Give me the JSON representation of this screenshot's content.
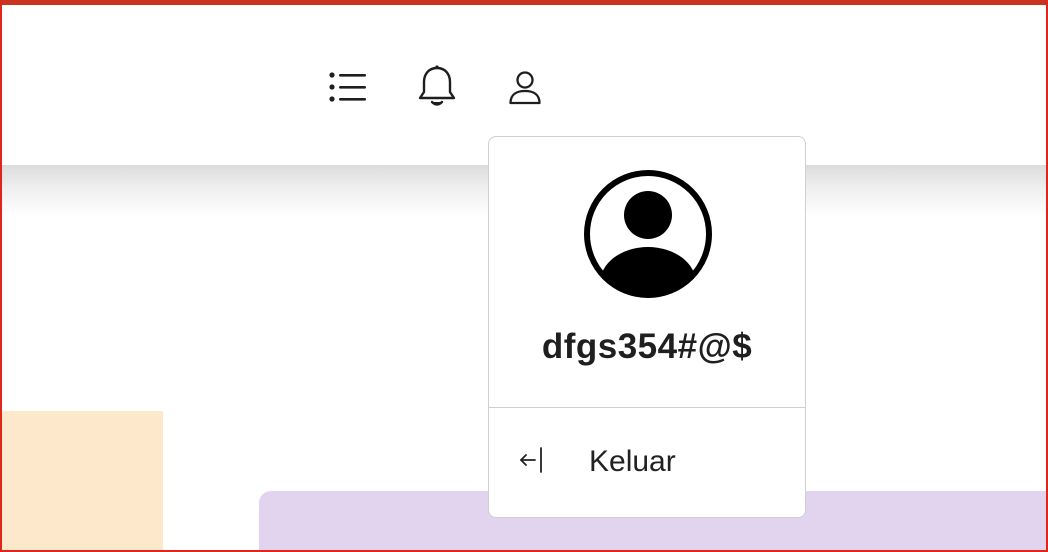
{
  "header": {
    "icons": {
      "menu": "list-icon",
      "notifications": "bell-icon",
      "profile": "user-icon"
    }
  },
  "profile_menu": {
    "avatar_icon": "person-circle-icon",
    "username": "dfgs354#@$",
    "logout": {
      "icon": "logout-arrow-icon",
      "label": "Keluar"
    }
  },
  "colors": {
    "frame_border": "#e0261b",
    "peach_panel": "#fde8cc",
    "lavender_panel": "#e2d4ef",
    "icon_stroke": "#1e1e1e"
  }
}
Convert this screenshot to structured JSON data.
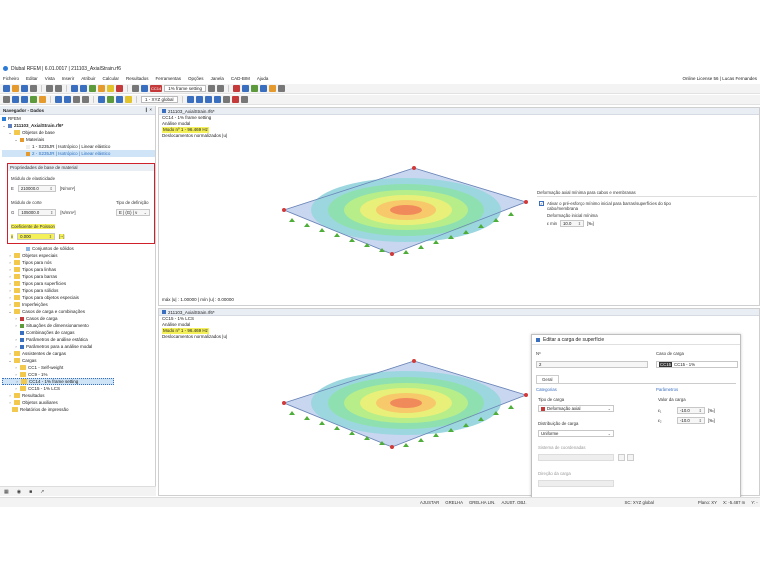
{
  "window": {
    "title": "Dlubal RFEM | 6.01.0017 | 211103_AxialStrain.rf6"
  },
  "menu": {
    "items": [
      "Ficheiro",
      "Editar",
      "Vista",
      "Inserir",
      "Atribuir",
      "Calcular",
      "Resultados",
      "Ferramentas",
      "Opções",
      "Janela",
      "CAD-BIM",
      "Ajuda"
    ],
    "license": "Online License 56 | Lucas Fernandes"
  },
  "toolbar": {
    "load_case_tag": "CC14",
    "load_case_label": "1% frame setting",
    "coord_system": "1 - XYZ global"
  },
  "navigator": {
    "title": "Navegador - Dados",
    "controls": "❙ ×",
    "root": "RFEM",
    "model": "211103_AxialStrain.rf6*",
    "base_objects": "Objetos de base",
    "materials": "Materiais",
    "material_1": "1 - S235JR | Isotrópico | Linear elástico",
    "material_2": "2 - S235JR | Isotrópico | Linear elástico",
    "items_mid": [
      "Conjuntos de superfícies",
      "Conjuntos de sólidos",
      "Objetos especiais",
      "Tipos para nós",
      "Tipos para linhas",
      "Tipos para barras",
      "Tipos para superfícies",
      "Tipos para sólidos",
      "Tipos para objetos especiais",
      "Imperfeições",
      "Casos de carga e combinações"
    ],
    "lc_items": [
      "Casos de carga",
      "Situações de dimensionamento",
      "Combinações de cargas",
      "Parâmetros de análise estática",
      "Parâmetros para a análise modal"
    ],
    "assistants": "Assistentes de cargas",
    "loads": "Cargas",
    "load_cases": [
      "CC1 - Self-weight",
      "CC9 - 1%",
      "CC14 - 1% frame setting",
      "CC15 - 1% LCS"
    ],
    "results": "Resultados",
    "aux_objects": "Objetos auxiliares",
    "print_reports": "Relatórios de impressão"
  },
  "material_props": {
    "title": "Propriedades de base de material",
    "elastic_label": "Módulo de elasticidade",
    "elastic_symbol": "E",
    "elastic_value": "210000.0",
    "elastic_unit": "[N/mm²]",
    "shear_label": "Módulo de corte",
    "shear_symbol": "G",
    "shear_value": "105000.0",
    "shear_unit": "[N/mm²]",
    "def_type_label": "Tipo de definição",
    "def_type_value": "E | (G) | ν",
    "poisson_label": "Coeficiente de Poisson",
    "poisson_symbol": "ν",
    "poisson_value": "0.000",
    "poisson_unit": "[--]"
  },
  "view_top": {
    "tab": "211103_AxialStrain.rf6*",
    "lc": "CC14 - 1% frame setting",
    "analysis": "Análise modal",
    "mode": "Modo nº 1 - 96.469 Hz",
    "disp": "Deslocamentos normalizados |u|",
    "minmax": "máx |u| : 1.00000 | mín |u| : 0.00000",
    "side_title": "Deformação axial mínima para cabos e membranas",
    "checkbox_label": "Ativar o pré-esforço mínimo inicial para barras/superfícies do tipo cabo/membrana",
    "strain_label": "Deformação inicial mínima",
    "strain_symbol": "ε min",
    "strain_value": "10.0",
    "strain_unit": "[‰]"
  },
  "view_bottom": {
    "tab": "211103_AxialStrain.rf6*",
    "lc": "CC15 - 1% LCS",
    "analysis": "Análise modal",
    "mode": "Modo nº 1 - 96.469 Hz",
    "disp": "Deslocamentos normalizados |u|"
  },
  "dialog": {
    "title": "Editar a carga de superfície",
    "no_label": "Nº",
    "no_value": "2",
    "lc_label": "Caso de carga",
    "lc_tag": "CC15",
    "lc_value": "CC15 - 1%",
    "tab_general": "Geral",
    "category_label": "Categorias",
    "load_type_label": "Tipo de carga",
    "load_type_value": "Deformação axial",
    "dist_label": "Distribuição de carga",
    "dist_value": "Uniforme",
    "coord_label": "Sistema de coordenadas",
    "dir_label": "Direção da carga",
    "params_label": "Parâmetros",
    "load_value_label": "Valor da carga",
    "e1_symbol": "ε₁",
    "e1_value": "-10.0",
    "e2_symbol": "ε₂",
    "e2_value": "-10.0",
    "unit": "[‰]"
  },
  "status": {
    "items": [
      "AJUSTAR",
      "GRELHA",
      "GRELHA LIN.",
      "AJUST. OBJ."
    ],
    "cs": "SC: XYZ global",
    "plane": "Plano: XY",
    "x": "X: -5.487 m",
    "y": "Y: -"
  }
}
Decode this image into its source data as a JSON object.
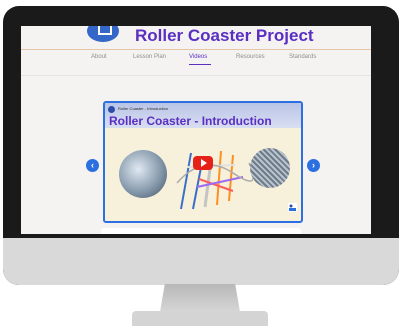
{
  "header": {
    "title": "Roller Coaster Project"
  },
  "nav": {
    "items": [
      {
        "label": "About",
        "active": false
      },
      {
        "label": "Lesson Plan",
        "active": false
      },
      {
        "label": "Videos",
        "active": true
      },
      {
        "label": "Resources",
        "active": false
      },
      {
        "label": "Standards",
        "active": false
      }
    ]
  },
  "video": {
    "channel_text": "Roller Coaster - Introduction",
    "title": "Roller Coaster - Introduction"
  },
  "icons": {
    "left_arrow": "chevron-left-icon",
    "right_arrow": "chevron-right-icon",
    "play": "play-icon"
  },
  "colors": {
    "brand_purple": "#5a2fc2",
    "accent_blue": "#2c6fe0",
    "youtube_red": "#e62117"
  }
}
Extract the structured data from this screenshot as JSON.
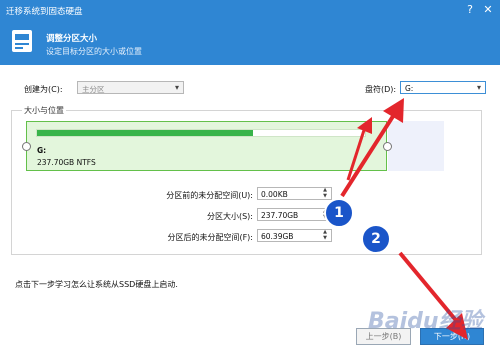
{
  "window": {
    "title": "迁移系统到固态硬盘",
    "help_icon": "?",
    "close_icon": "✕"
  },
  "header": {
    "title": "调整分区大小",
    "subtitle": "设定目标分区的大小或位置"
  },
  "form": {
    "create_as_label": "创建为(C):",
    "create_as_value": "主分区",
    "drive_letter_label": "盘符(D):",
    "drive_letter_value": "G:"
  },
  "group": {
    "legend": "大小与位置"
  },
  "partition": {
    "name": "G:",
    "info": "237.70GB NTFS",
    "used_fraction": 0.66
  },
  "fields": [
    {
      "label": "分区前的未分配空间(U):",
      "value": "0.00KB"
    },
    {
      "label": "分区大小(S):",
      "value": "237.70GB"
    },
    {
      "label": "分区后的未分配空间(F):",
      "value": "60.39GB"
    }
  ],
  "footer": {
    "hint": "点击下一步学习怎么让系统从SSD硬盘上启动."
  },
  "buttons": {
    "prev": "上一步(B)",
    "next": "下一步(N)"
  },
  "annotations": {
    "badge1": "1",
    "badge2": "2",
    "watermark": "Baidu经验"
  },
  "colors": {
    "accent": "#2f86d3",
    "partition_fill": "#38b44a",
    "arrow": "#e3262c",
    "badge": "#1a55c9"
  }
}
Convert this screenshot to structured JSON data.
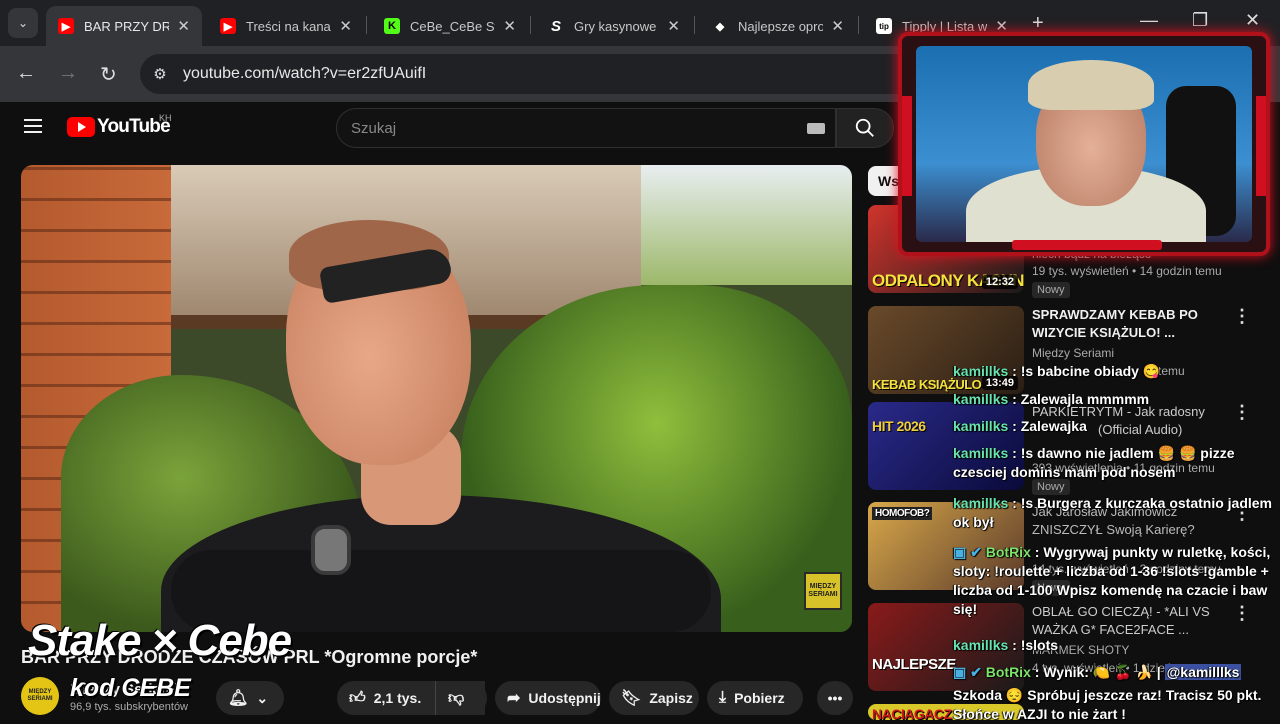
{
  "browser": {
    "tabs": [
      {
        "title": "BAR PRZY DROG",
        "icon": "youtube-icon",
        "active": true
      },
      {
        "title": "Treści na kanal",
        "icon": "youtube-icon"
      },
      {
        "title": "CeBe_CeBe Stre",
        "icon": "kick-icon"
      },
      {
        "title": "Gry kasynowe",
        "icon": "stake-icon"
      },
      {
        "title": "Najlepsze opro",
        "icon": "diamond-icon"
      },
      {
        "title": "Tipply | Lista w",
        "icon": "tipply-icon"
      }
    ],
    "url": "youtube.com/watch?v=er2zfUAuifI"
  },
  "youtube": {
    "logo_text": "YouTube",
    "country_code": "KH",
    "search_placeholder": "Szukaj",
    "video": {
      "title": "BAR PRZY DRODZE CZASÓW PRL *Ogromne porcje*",
      "channel": "Między Seriami",
      "subscribers": "96,9 tys. subskrybentów",
      "likes": "2,1 tys.",
      "share_label": "Udostępnij",
      "save_label": "Zapisz",
      "download_label": "Pobierz",
      "corner_badge": "MIĘDZY SERIAMI"
    },
    "chip_label": "Ws",
    "sidebar": [
      {
        "thumb_text": "ODPALONY KASYN",
        "duration": "12:32",
        "title": "niech bądź na bieżąco",
        "meta": "19 tys. wyświetleń • 14 godzin temu",
        "badge": "Nowy"
      },
      {
        "thumb_text": "KEBAB KSIĄŻULO",
        "duration": "13:49",
        "title": "SPRAWDZAMY KEBAB PO WIZYCIE KSIĄŻULO! ...",
        "channel": "Między Seriami",
        "meta": "temu"
      },
      {
        "thumb_text": "HIT 2026",
        "title": "PARKIETRYTM - Jak radosny",
        "meta": "(Official Audio)",
        "channel": "393 wyświetlenia • 11 godzin temu",
        "badge": "Nowy"
      },
      {
        "thumb_text": "HOMOFOB?",
        "title": "Jak Jarosław Jakimowicz ZNISZCZYŁ Swoją Karierę?",
        "meta": "14 tys. wyświetleń • 2 godziny temu",
        "badge": "Nowy"
      },
      {
        "thumb_text": "NAJLEPSZE",
        "title": "OBLAŁ GO CIECZĄ! - *ALI VS WAŻKA G* FACE2FACE ...",
        "channel": "MARMEK SHOTY",
        "meta": "4 tys. wyświetleń • 1 dzień temu"
      },
      {
        "thumb_text": "NACIĄGACZ"
      }
    ]
  },
  "stream_overlay": {
    "brand": "Stake × Cebe",
    "code": "kod CEBE",
    "chat": [
      {
        "user": "kamillks",
        "text": " : !s babcine obiady 😋"
      },
      {
        "user": "kamillks",
        "text": " : Zalewajla mmmmm"
      },
      {
        "user": "kamillks",
        "text": " : Zalewajka"
      },
      {
        "user": "kamillks",
        "text": " : !s dawno nie jadlem 🍔 🍔 pizze czesciej domins mam pod nosem"
      },
      {
        "user": "kamillks",
        "text": " : !s Burgera z kurczaka ostatnio jadlem ok był"
      },
      {
        "user": "BotRix",
        "text": " : Wygrywaj punkty w ruletkę, kości, sloty: !roulette + liczba od 1-36 !slots !gamble + liczba od 1-100 Wpisz komendę na czacie i baw się!"
      },
      {
        "user": "kamillks",
        "text": " : !slots"
      },
      {
        "user": "BotRix",
        "text": " : Wynik: 🍋 🍒 🍌 | ",
        "mention": "@kamilllks"
      },
      {
        "text": "Szkoda 😔 Spróbuj jeszcze raz! Tracisz 50 pkt. Słońce w AZJI to nie żart !"
      }
    ]
  },
  "colors": {
    "accent": "#ff0000",
    "chat_user": "#68e3b0",
    "cam_frame": "#b0111a"
  }
}
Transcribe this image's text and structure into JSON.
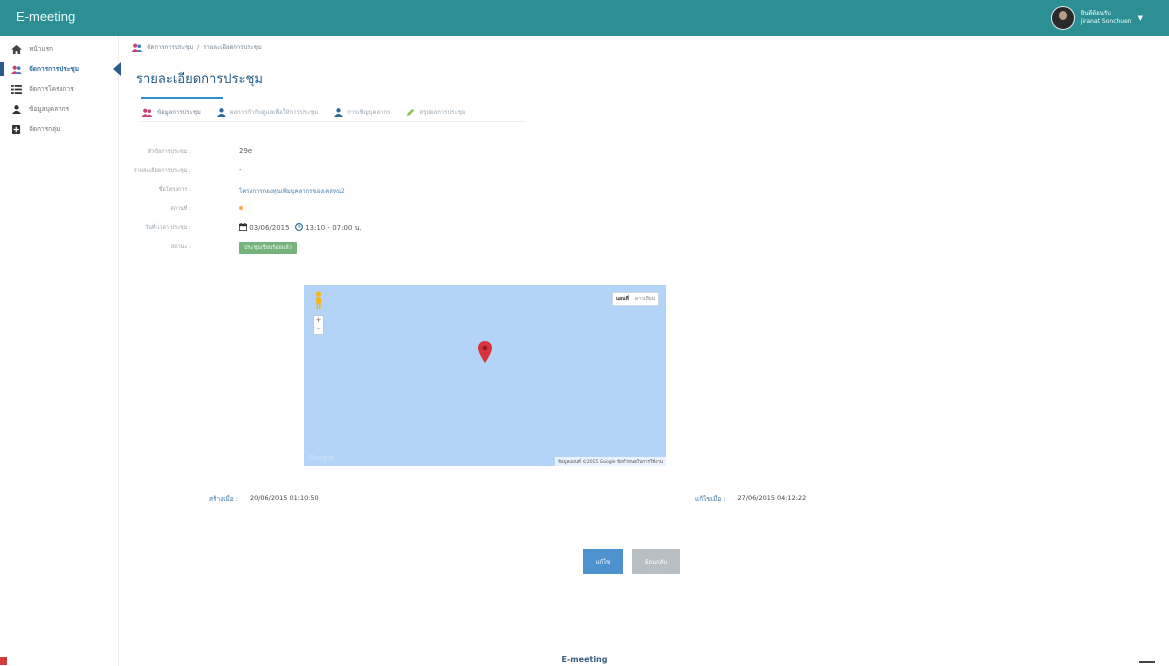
{
  "app": {
    "title": "E-meeting"
  },
  "user": {
    "line1": "ยินดีต้อนรับ",
    "line2": "jiranat Sonchuen"
  },
  "sidebar": {
    "items": [
      {
        "label": "หน้าแรก",
        "icon": "home-icon"
      },
      {
        "label": "จัดการการประชุม",
        "icon": "people-icon",
        "active": true
      },
      {
        "label": "จัดการโครงการ",
        "icon": "list-icon"
      },
      {
        "label": "ข้อมูลบุคลากร",
        "icon": "user-icon"
      },
      {
        "label": "จัดการกลุ่ม",
        "icon": "plus-box-icon"
      }
    ]
  },
  "breadcrumb": {
    "parent": "จัดการการประชุม",
    "separator": "/",
    "current": "รายละเอียดการประชุม"
  },
  "page": {
    "title": "รายละเอียดการประชุม"
  },
  "tabs": [
    {
      "label": "ข้อมูลการประชุม",
      "active": true
    },
    {
      "label": "ผลการกำกับดูแลเพื่อให้การประชุม",
      "active": false
    },
    {
      "label": "การเชิญบุคลากร",
      "active": false
    },
    {
      "label": "สรุปผลการประชุม",
      "active": false
    }
  ],
  "details": {
    "topic": {
      "label": "หัวข้อการประชุม :",
      "value": "29e"
    },
    "description": {
      "label": "รายละเอียดการประชุม :",
      "value": "-"
    },
    "project": {
      "label": "ชื่อโครงการ :",
      "value": "โครงการกองทุนเพิ่มบุคลากรของเคสหน2"
    },
    "location": {
      "label": "สถานที่ :"
    },
    "datetime": {
      "label": "วันที่-เวลา ประชุม :",
      "date": "03/06/2015",
      "time": "13:10 - 07:00 น."
    },
    "status": {
      "label": "สถานะ :",
      "value": "ประชุมเรียบร้อยแล้ว"
    }
  },
  "map": {
    "type_map": "แผนที่",
    "type_satellite": "ดาวเทียม",
    "zoom_in": "+",
    "zoom_out": "-",
    "logo": "Google",
    "credit": "ข้อมูลแผนที่ ©2015 Google   ข้อกำหนดในการใช้งาน",
    "pin_color": "#d9343c",
    "water_color": "#b4d4f7"
  },
  "meta": {
    "created_label": "สร้างเมื่อ :",
    "created_value": "20/06/2015 01:10:50",
    "modified_label": "แก้ไขเมื่อ :",
    "modified_value": "27/06/2015 04:12:22"
  },
  "buttons": {
    "edit": "แก้ไข",
    "cancel": "ย้อนกลับ"
  },
  "footer": {
    "text": "E-meeting"
  },
  "colors": {
    "topbar": "#2c8f93",
    "accent": "#2d6ea0",
    "edit_button": "#4e92cd",
    "status_badge": "#76b27c"
  }
}
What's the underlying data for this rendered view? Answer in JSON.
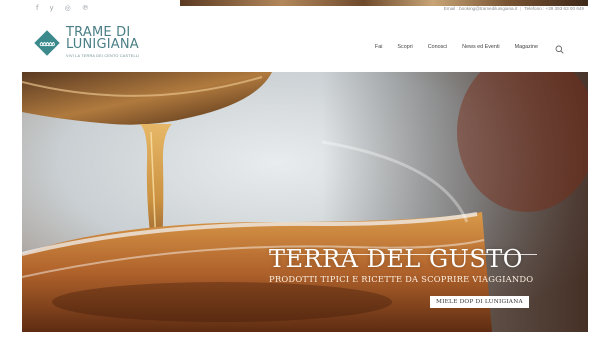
{
  "topbar": {
    "social_icons": [
      "facebook-icon",
      "twitter-icon",
      "instagram-icon",
      "pinterest-icon"
    ],
    "social_glyphs": [
      "f",
      "y",
      "◎",
      "℗"
    ],
    "email": "Email : booking@tramedilunigiana.it",
    "phone": "Telefono : +39 393 63 00 649"
  },
  "header": {
    "logo_line1": "TRAME DI",
    "logo_line2": "LUNIGIANA",
    "logo_tagline": "VIVI LA TERRA DEI CENTO CASTELLI",
    "brand_color": "#3c8a8c"
  },
  "nav": {
    "items": [
      "Fai",
      "Scopri",
      "Conosci",
      "News ed Eventi",
      "Magazine"
    ],
    "search_icon": "search-icon"
  },
  "hero": {
    "title": "TERRA DEL GUSTO",
    "subtitle": "PRODOTTI TIPICI E RICETTE DA SCOPRIRE VIAGGIANDO",
    "button": "MIELE DOP DI LUNIGIANA"
  }
}
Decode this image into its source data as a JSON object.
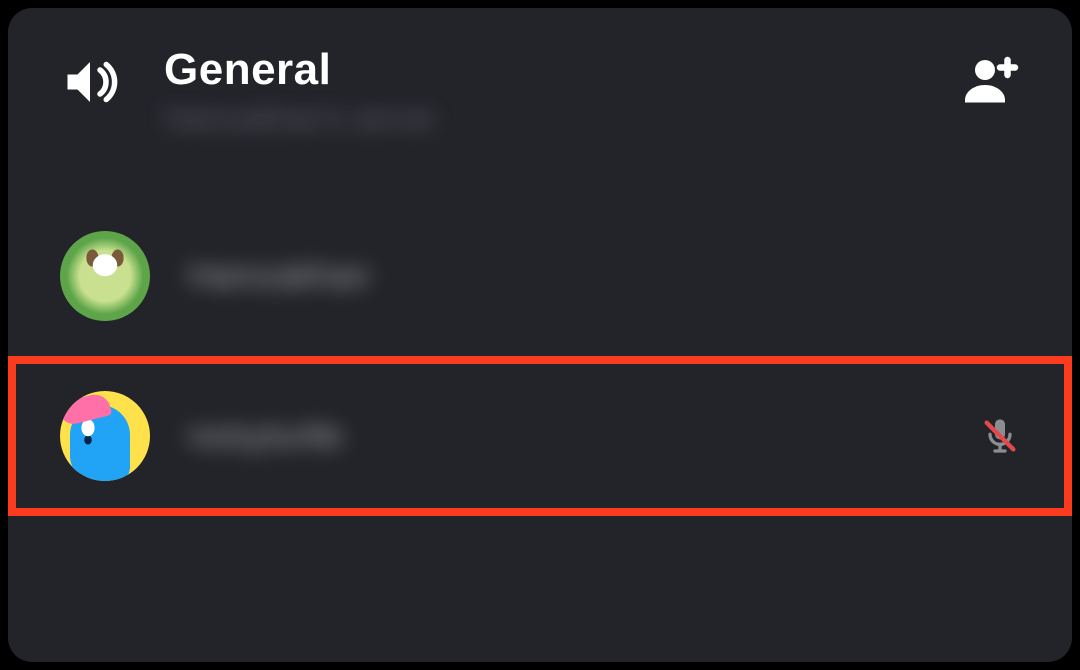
{
  "header": {
    "title": "General",
    "subtitle": "Hamzakhan's server"
  },
  "icons": {
    "speaker": "speaker-icon",
    "add_user": "add-user-icon",
    "mic_muted": "mic-muted-icon"
  },
  "users": [
    {
      "name": "Hamzakhan",
      "avatar_style": "dog",
      "muted": false,
      "highlighted": false
    },
    {
      "name": "noisyturtle",
      "avatar_style": "blue-monster",
      "muted": true,
      "highlighted": true
    }
  ],
  "colors": {
    "highlight_outline": "#fb3b1e",
    "panel_bg": "#23242a"
  }
}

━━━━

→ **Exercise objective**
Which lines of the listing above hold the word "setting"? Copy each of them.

→ **The answer**
    "load_case_label": "1% frame setting",
      "CC14 - 1% frame setting",
    "lc": "CC14 - 1% frame setting",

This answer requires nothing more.